Shanghai Tower (the highest in the picture), a new landmark of Shanghai's financial hub Lujiazui, is nearly complete.(Photo provided to China Daily)
Shanghai is Asia's most-expensive city and the world's seventh most-expensive for expatriates, according to a cost-of-living survey, which cites the strengthening of the renminbi as the main cause.
Beijing, Hong Kong and Guangzhou ranked eighth, ninth and 14th, respectively, all surpassing New York's Manhattan, which was 15th in the survey by ECA International, a London-based consultancy. Beijing was the second most-expensive city in Asia.
Manhattan is the only American city among the top 20, with the Chinese city Shenzhen close behind at 16th.
Four Swiss cities were the most expensive —Zurich, Geneva, Bern and Basel — and two African cities —Luanda, Angola and Kinshasa, Congo —came in fifth and sixth.
"In spite of the minor depreciation in the renminbi against the dollar over the summer, it has strengthened against most other currencies leading to Shanghai becoming the most expensive Asian city for international assignees,"said ECA's Asia regional director, Lee Quane, in a press release.
"This reflects the general trend seen in China, with Chinese locations gradually moving up our rankings over recent years. It is likely that major Chinese cities will remain expensive destinations for mobile executives for the foreseeable future," Quane said.

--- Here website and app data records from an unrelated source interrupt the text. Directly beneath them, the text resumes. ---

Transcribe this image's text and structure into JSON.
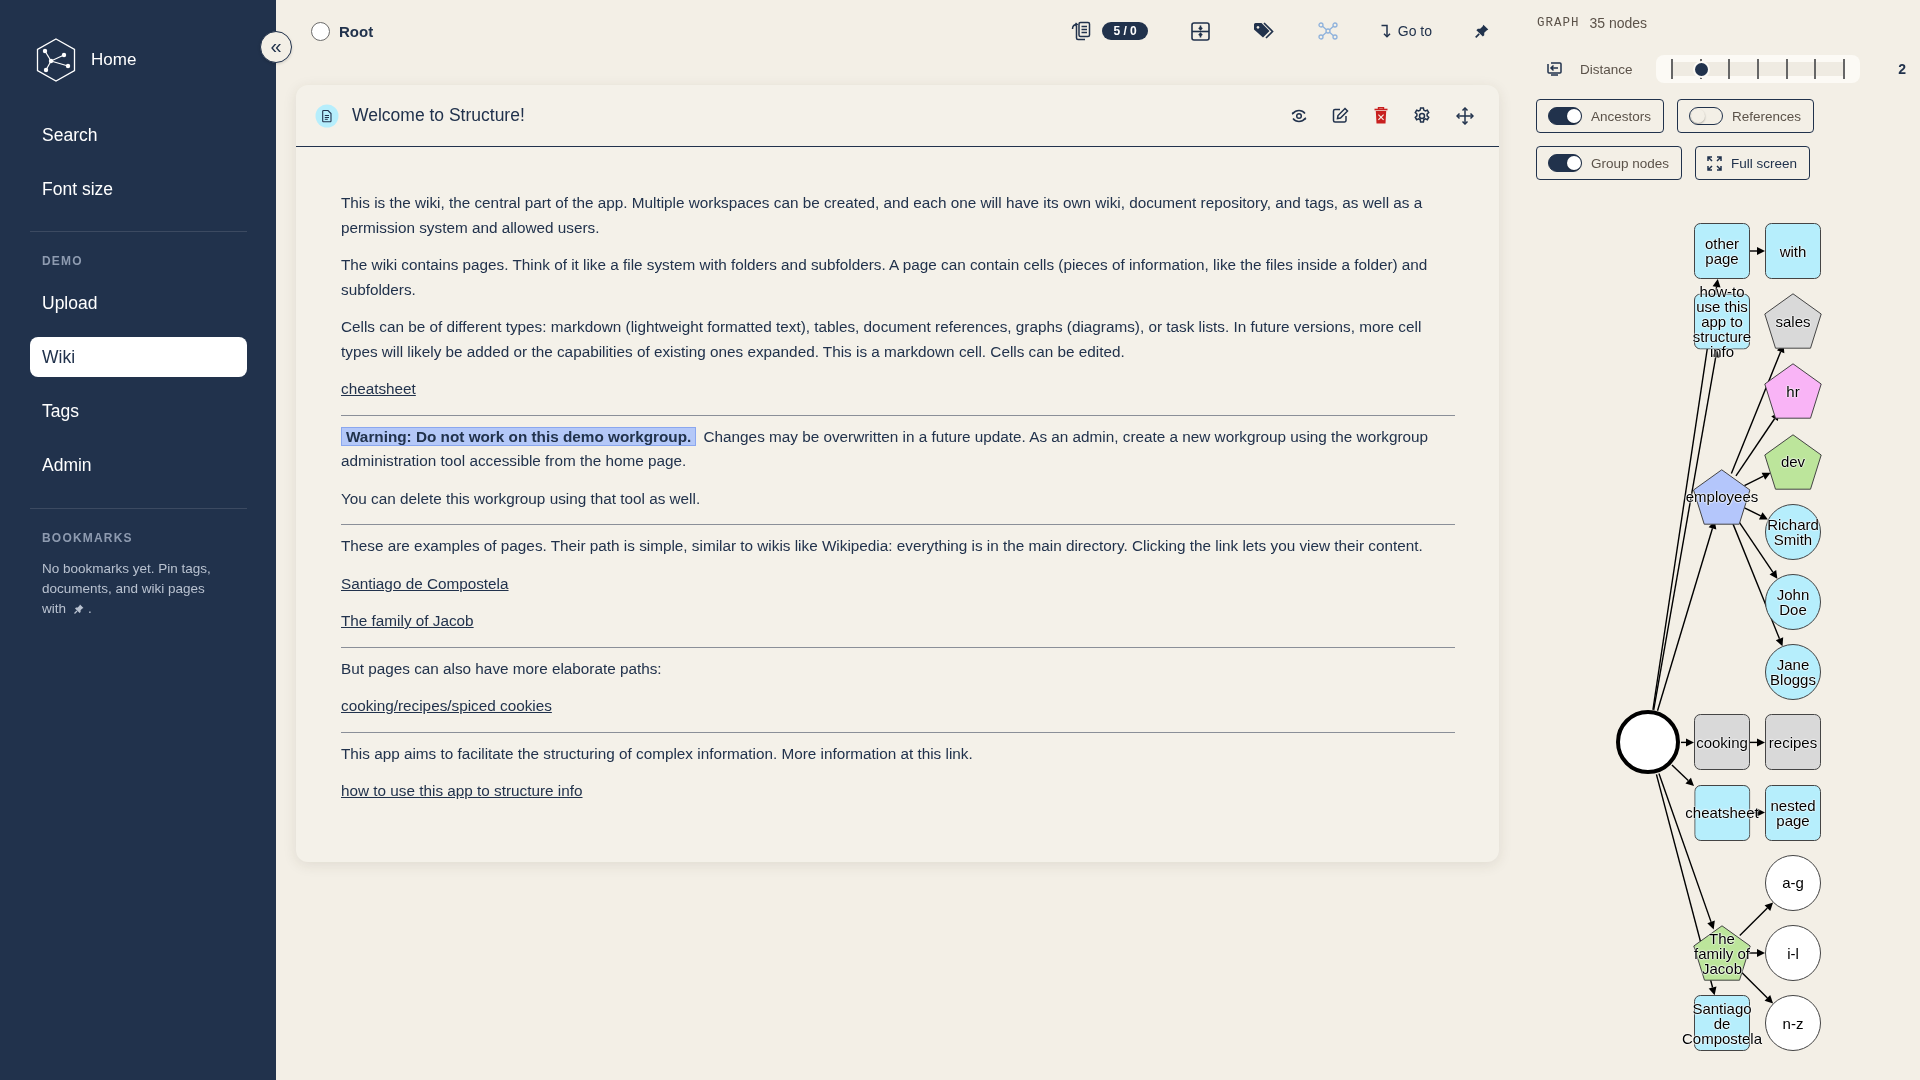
{
  "sidebar": {
    "brand": "Home",
    "collapse_button": "«",
    "items": [
      {
        "label": "Search",
        "selected": false
      },
      {
        "label": "Font size",
        "selected": false
      }
    ],
    "sections": [
      {
        "title": "DEMO",
        "items": [
          {
            "label": "Upload",
            "selected": false
          },
          {
            "label": "Wiki",
            "selected": true
          },
          {
            "label": "Tags",
            "selected": false
          },
          {
            "label": "Admin",
            "selected": false
          }
        ]
      }
    ],
    "bookmarks": {
      "title": "BOOKMARKS",
      "hint": "No bookmarks yet. Pin tags, documents, and wiki pages with",
      "hint_end": "."
    }
  },
  "topbar": {
    "breadcrumb": {
      "label": "Root",
      "checked": false
    },
    "toolbar": [
      {
        "kind": "documents",
        "badge": "5 / 0",
        "selected": false
      },
      {
        "kind": "layout",
        "selected": false
      },
      {
        "kind": "tags",
        "selected": false
      },
      {
        "kind": "graph",
        "selected": true
      },
      {
        "kind": "goto",
        "label": "Go to",
        "selected": false
      },
      {
        "kind": "pin",
        "selected": false
      }
    ]
  },
  "card": {
    "title": "Welcome to Structure!",
    "actions": [
      {
        "kind": "view"
      },
      {
        "kind": "edit"
      },
      {
        "kind": "delete"
      },
      {
        "kind": "settings"
      },
      {
        "kind": "move"
      }
    ],
    "sections": [
      [
        {
          "kind": "paragraph",
          "text": "This is the wiki, the central part of the app. Multiple workspaces can be created, and each one will have its own wiki, document repository, and tags, as well as a permission system and allowed users."
        },
        {
          "kind": "paragraph",
          "text": "The wiki contains pages. Think of it like a file system with folders and subfolders. A page can contain cells (pieces of information, like the files inside a folder) and subfolders."
        },
        {
          "kind": "paragraph",
          "text": "Cells can be of different types: markdown (lightweight formatted text), tables, document references, graphs (diagrams), or task lists. In future versions, more cell types will likely be added or the capabilities of existing ones expanded. This is a markdown cell. Cells can be edited."
        },
        {
          "kind": "link",
          "text": "cheatsheet"
        }
      ],
      [
        {
          "kind": "paragraph",
          "text": "**Warning: Do not work on this demo workgroup.** Changes may be overwritten in a future update. As an admin, create a new workgroup using the workgroup administration tool accessible from the home page."
        },
        {
          "kind": "paragraph",
          "text": "You can delete this workgroup using that tool as well."
        }
      ],
      [
        {
          "kind": "paragraph",
          "text": "These are examples of pages. Their path is simple, similar to wikis like Wikipedia: everything is in the main directory. Clicking the link lets you view their content."
        },
        {
          "kind": "link",
          "text": "Santiago de Compostela"
        },
        {
          "kind": "link",
          "text": "The family of Jacob"
        }
      ],
      [
        {
          "kind": "paragraph",
          "text": "But pages can also have more elaborate paths:"
        },
        {
          "kind": "link",
          "text": "cooking/recipes/spiced cookies"
        }
      ],
      [
        {
          "kind": "paragraph",
          "text": "This app aims to facilitate the structuring of complex information. More information at this link."
        },
        {
          "kind": "link",
          "text": "how to use this app to structure info"
        }
      ]
    ]
  },
  "graph": {
    "title": "GRAPH",
    "count": "35 nodes",
    "distance": {
      "label": "Distance",
      "level": 0.17,
      "reading": "2"
    },
    "options": [
      {
        "kind": "toggle",
        "label": "Ancestors",
        "on": true
      },
      {
        "kind": "toggle",
        "label": "References",
        "on": false
      },
      {
        "kind": "toggle",
        "label": "Group nodes",
        "on": true
      },
      {
        "kind": "button",
        "label": "Full screen"
      }
    ],
    "root": {
      "kind": "root",
      "color": "#ffffff",
      "children": [
        {
          "label": "other page",
          "kind": "page",
          "color": "#b6eefc",
          "children": [
            {
              "label": "with",
              "kind": "page",
              "color": "#b6eefc"
            }
          ]
        },
        {
          "label": "how-to use this app to structure info",
          "kind": "page",
          "color": "#b6eefc"
        },
        {
          "label": "employees",
          "kind": "tag",
          "color": "#b4c6fb",
          "children": [
            {
              "label": "sales",
              "kind": "tag",
              "color": "#d9d9d9"
            },
            {
              "label": "hr",
              "kind": "tag",
              "color": "#f9b4f6"
            },
            {
              "label": "dev",
              "kind": "tag",
              "color": "#bce59b"
            },
            {
              "label": "Richard Smith",
              "kind": "person",
              "color": "#b6eefc"
            },
            {
              "label": "John Doe",
              "kind": "person",
              "color": "#b6eefc"
            },
            {
              "label": "Jane Bloggs",
              "kind": "person",
              "color": "#b6eefc"
            }
          ]
        },
        {
          "label": "cooking",
          "kind": "page",
          "color": "#d9d9d9",
          "children": [
            {
              "label": "recipes",
              "kind": "page",
              "color": "#d9d9d9"
            }
          ]
        },
        {
          "label": "cheatsheet",
          "kind": "page",
          "color": "#b6eefc",
          "children": [
            {
              "label": "nested page",
              "kind": "page",
              "color": "#b6eefc"
            }
          ]
        },
        {
          "label": "The family of Jacob",
          "kind": "tag",
          "color": "#bce59b",
          "children": [
            {
              "label": "a-g",
              "kind": "group",
              "color": "#ffffff"
            },
            {
              "label": "i-l",
              "kind": "group",
              "color": "#ffffff"
            },
            {
              "label": "n-z",
              "kind": "group",
              "color": "#ffffff"
            }
          ]
        },
        {
          "label": "Santiago de Compostela",
          "kind": "page",
          "color": "#b6eefc"
        }
      ]
    }
  }
}
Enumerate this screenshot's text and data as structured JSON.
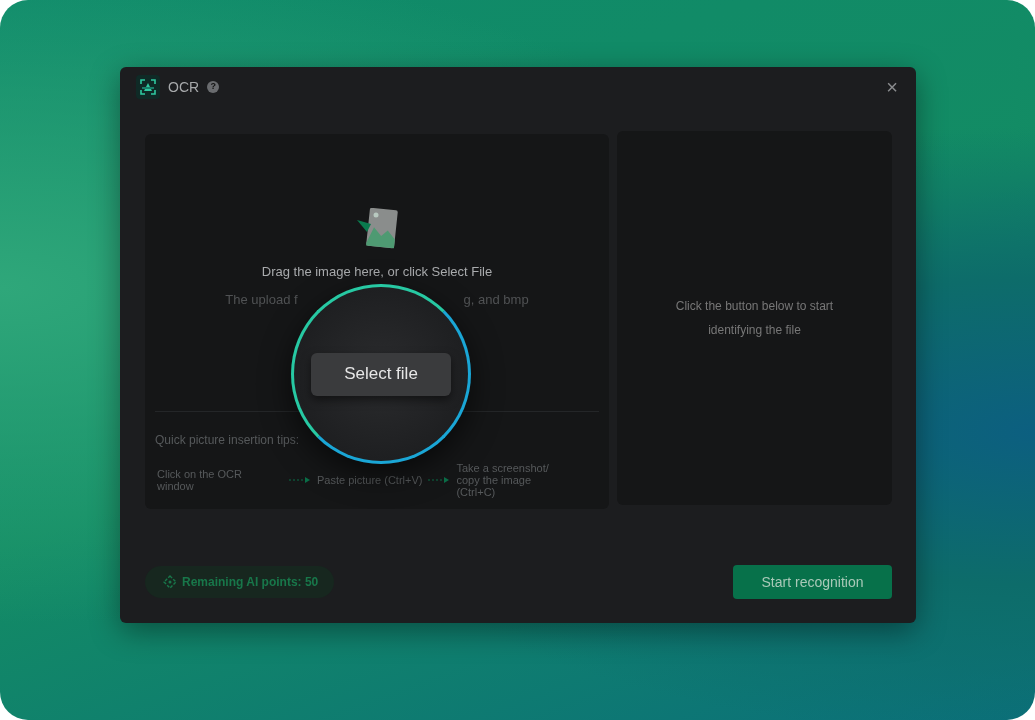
{
  "window": {
    "title": "OCR",
    "help": "?",
    "close": "×"
  },
  "upload": {
    "prompt": "Drag the image here, or click Select File",
    "hint_left": "The upload f",
    "hint_right": "g, and bmp",
    "button": "Select file"
  },
  "tips": {
    "title": "Quick picture insertion tips:",
    "steps": [
      "Click on the OCR window",
      "Paste picture (Ctrl+V)",
      "Take a screenshot/ copy the image (Ctrl+C)"
    ]
  },
  "result": {
    "message": "Click the button below to start identifying the file"
  },
  "footer": {
    "points": "Remaining AI points: 50",
    "start_button": "Start recognition"
  }
}
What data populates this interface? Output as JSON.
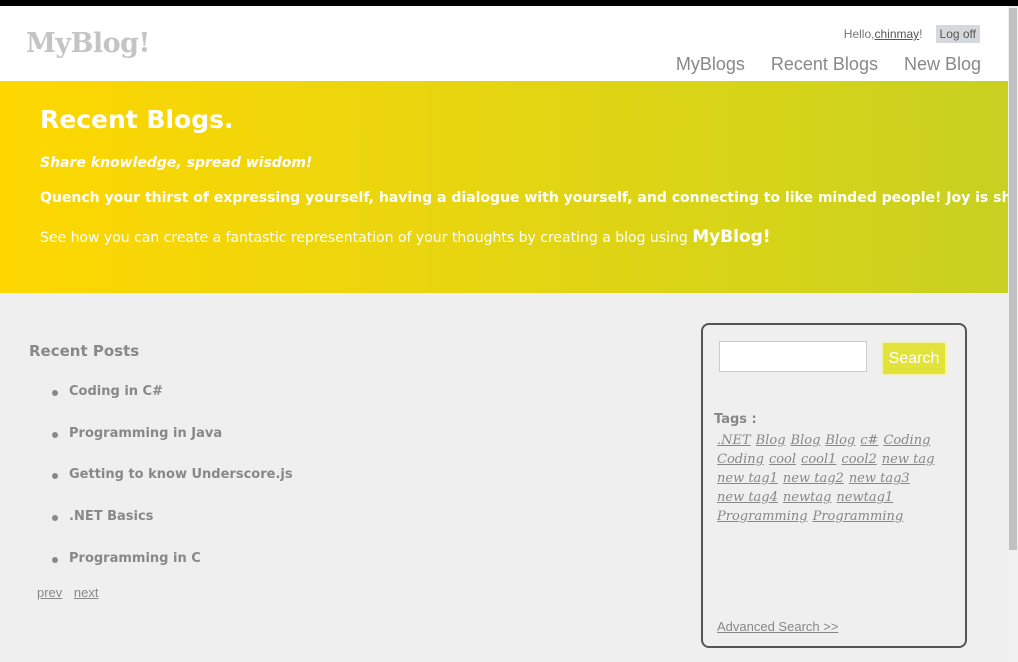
{
  "header": {
    "logo": "MyBlog!",
    "greeting": "Hello, ",
    "username": "chinmay",
    "exclaim": "!",
    "logoff": "Log off",
    "nav": [
      "MyBlogs",
      "Recent Blogs",
      "New Blog"
    ]
  },
  "featured": {
    "title": "Recent Blogs.",
    "tagline": "Share knowledge, spread wisdom!",
    "quench": "Quench your thirst of expressing yourself, having a dialogue with yourself, and connecting to like minded people! Joy is sharing!",
    "seehow": "See how you can create a fantastic representation of your thoughts by creating a blog using ",
    "brand": "MyBlog!"
  },
  "recent": {
    "title": "Recent Posts",
    "posts": [
      "Coding in C#",
      "Programming in Java",
      "Getting to know Underscore.js",
      ".NET Basics",
      "Programming in C"
    ],
    "prev": "prev",
    "next": "next"
  },
  "sidebar": {
    "search_value": "",
    "search_button": "Search",
    "tags_label": "Tags :",
    "tags": [
      ".NET",
      "Blog",
      "Blog",
      "Blog",
      "c#",
      "Coding",
      "Coding",
      "cool",
      "cool1",
      "cool2",
      "new tag",
      "new tag1",
      "new tag2",
      "new tag3",
      "new tag4",
      "newtag",
      "newtag1",
      "Programming",
      "Programming"
    ],
    "advanced": "Advanced Search >>"
  }
}
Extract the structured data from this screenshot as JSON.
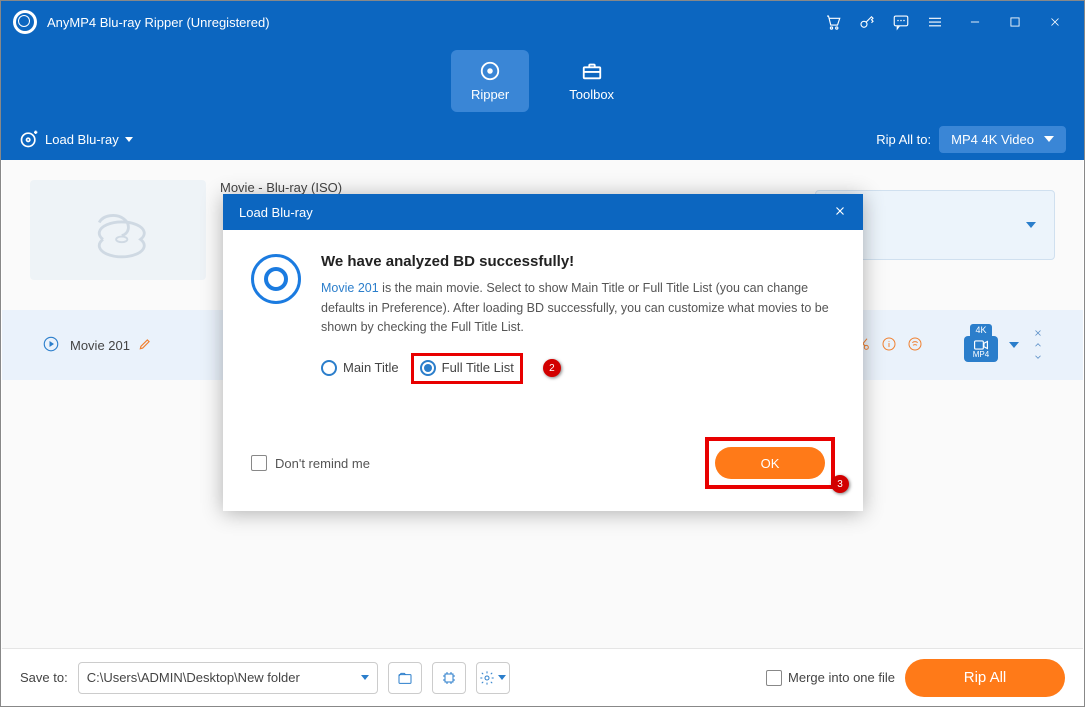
{
  "window": {
    "title": "AnyMP4 Blu-ray Ripper (Unregistered)"
  },
  "tabs": {
    "ripper": "Ripper",
    "toolbox": "Toolbox"
  },
  "toolbar": {
    "load_label": "Load Blu-ray",
    "rip_to_label": "Rip All to:",
    "format_label": "MP4 4K Video"
  },
  "movie": {
    "name": "Movie - Blu-ray (ISO)",
    "track_label": "Movie 201"
  },
  "format_badge": {
    "tag": "4K",
    "ext": "MP4"
  },
  "footer": {
    "save_label": "Save to:",
    "path": "C:\\Users\\ADMIN\\Desktop\\New folder",
    "merge_label": "Merge into one file",
    "rip_label": "Rip All"
  },
  "dialog": {
    "title": "Load Blu-ray",
    "heading": "We have analyzed BD successfully!",
    "movie_link": "Movie 201",
    "body_text": " is the main movie. Select to show Main Title or Full Title List (you can change defaults in Preference). After loading BD successfully, you can customize what movies to be shown by checking the Full Title List.",
    "radio_main": "Main Title",
    "radio_full": "Full Title List",
    "remind_label": "Don't remind me",
    "ok_label": "OK"
  },
  "callouts": {
    "c2": "2",
    "c3": "3"
  }
}
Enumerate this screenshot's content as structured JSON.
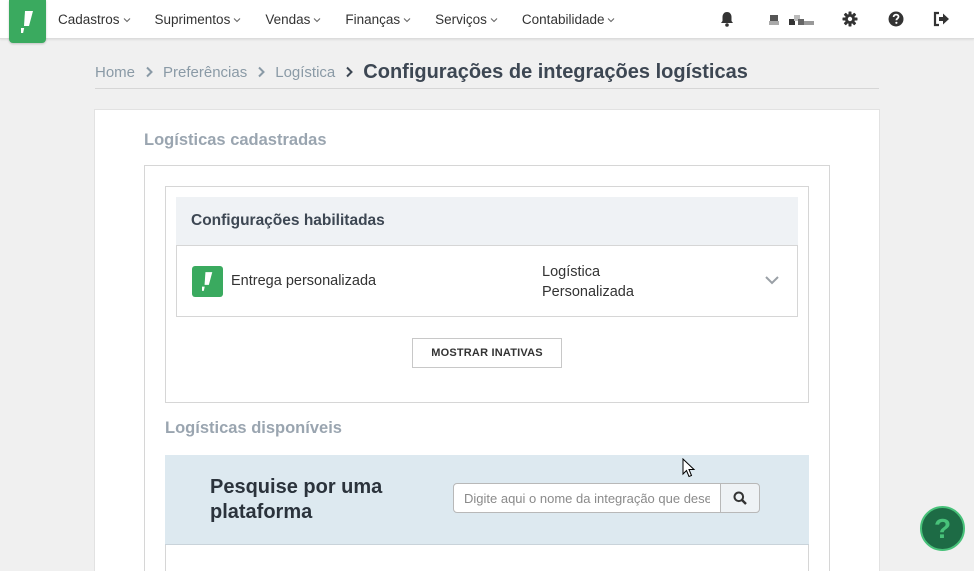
{
  "nav": {
    "logo_icon": "exclamation-logo-icon",
    "menu": [
      {
        "label": "Cadastros"
      },
      {
        "label": "Suprimentos"
      },
      {
        "label": "Vendas"
      },
      {
        "label": "Finanças"
      },
      {
        "label": "Serviços"
      },
      {
        "label": "Contabilidade"
      }
    ],
    "icons": [
      "bell-icon",
      "gear-icon",
      "question-circle-icon",
      "logout-icon"
    ]
  },
  "breadcrumb": {
    "items": [
      "Home",
      "Preferências",
      "Logística"
    ],
    "current": "Configurações de integrações logísticas"
  },
  "registered": {
    "title": "Logísticas cadastradas",
    "enabled_header": "Configurações habilitadas",
    "row": {
      "name": "Entrega personalizada",
      "type_line1": "Logística",
      "type_line2": "Personalizada"
    },
    "show_inactive_label": "MOSTRAR INATIVAS"
  },
  "available": {
    "title": "Logísticas disponíveis",
    "search_title": "Pesquise por uma plataforma",
    "search_placeholder": "Digite aqui o nome da integração que deseja"
  },
  "help": {
    "label": "?"
  },
  "colors": {
    "brand_green": "#3aaa5f",
    "help_bg": "#1d6b45",
    "search_panel": "#dde9f0"
  }
}
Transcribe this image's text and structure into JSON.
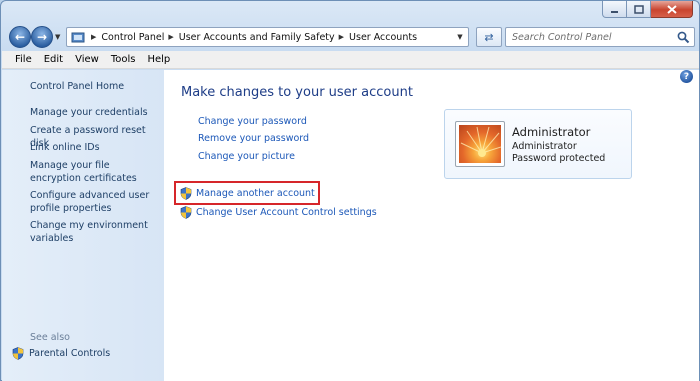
{
  "nav": {
    "breadcrumbs": [
      "Control Panel",
      "User Accounts and Family Safety",
      "User Accounts"
    ],
    "search_placeholder": "Search Control Panel"
  },
  "menu": [
    "File",
    "Edit",
    "View",
    "Tools",
    "Help"
  ],
  "sidebar": {
    "home": "Control Panel Home",
    "links": [
      "Manage your credentials",
      "Create a password reset disk",
      "Link online IDs",
      "Manage your file encryption certificates",
      "Configure advanced user profile properties",
      "Change my environment variables"
    ],
    "see_also": "See also",
    "parental_controls": "Parental Controls"
  },
  "main": {
    "heading": "Make changes to your user account",
    "tasks": [
      "Change your password",
      "Remove your password",
      "Change your picture"
    ],
    "shield_tasks": [
      "Manage another account",
      "Change User Account Control settings"
    ]
  },
  "account": {
    "name": "Administrator",
    "type": "Administrator",
    "status": "Password protected"
  },
  "colors": {
    "link": "#1c58b8",
    "heading": "#1e3d87",
    "highlight": "#d6262a"
  }
}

"Shanghai and Beijing are more expensive than Manhattan on average for most foods although fresh fruit and vegetables in Manhattan are more expensive. International clothing brands are considerably more expensive in Beijing and Shanghai than in Manhattan, while eating out is significantly cheaper," James Davis, EAC International's head of Marketing and Communications, wrote in an e-mail to China Daily.
ECA International's surveys use a basket of day-to-day goods and services commonly purchased by expats, including groceries such as dairy, meat and fish, fresh fruit and vegetables, as well as household goods, general and leisure services, clothing, restaurants, alcohol and tobacco.
According to Davis, 500 grams of ground coffee costs $22.66 in Shanghai, compare to $14.52 in Manhattan. A $676.67 suit at the Big Apple would cost $1110.49 in Shanghai.
The marinara sauce is cheaper in Shanghai if made from scratch. A kilogram of tomatoes in Shanghai costs half the price in Manhattan.
"I found food and other living costs to be relatively cheap if I stuck with domestic products and ate at local restaurants, but any sort of craving for imported goods or international restaurants was usually pretty pricey," said Elizabeth Oppong of the US, who had worked in Shenzhen.
"I cut back on expensive habits like Starbucks and shopping at international stores," she told China Daily in an e-mail.
Travis Joern, an expat in Shanghai for the Canada China Business Council, said he tries to stick to local produce. "For foreign food products, you pay the premium for import duties, but for local food products it's quite affordable," Joern said in an e-mail.
All Chinese cities moved up in the rankings from the previous year. Shanghai, Beijing, and Hong Kong were in the top 10 from last year's 12th, 13th, and 26th. Guangzhou went to 14th from 30th, and Shenzhen climbed 29 places to 16th from 45th.
Manhattan also saw a big jump—15th from 38th.
According to ECA, the strengthening of the US dollar between surveys saw cities across the US climb in the rankings. Miami rose 62 places to 71st.
"Despite prices in our basket of goods falling in some cities in the US, the strengthening of the US dollar means that it is becoming more expensive for companies to relocate staff into the States,"said Michael Witkowski, vice-president of ECA International New York.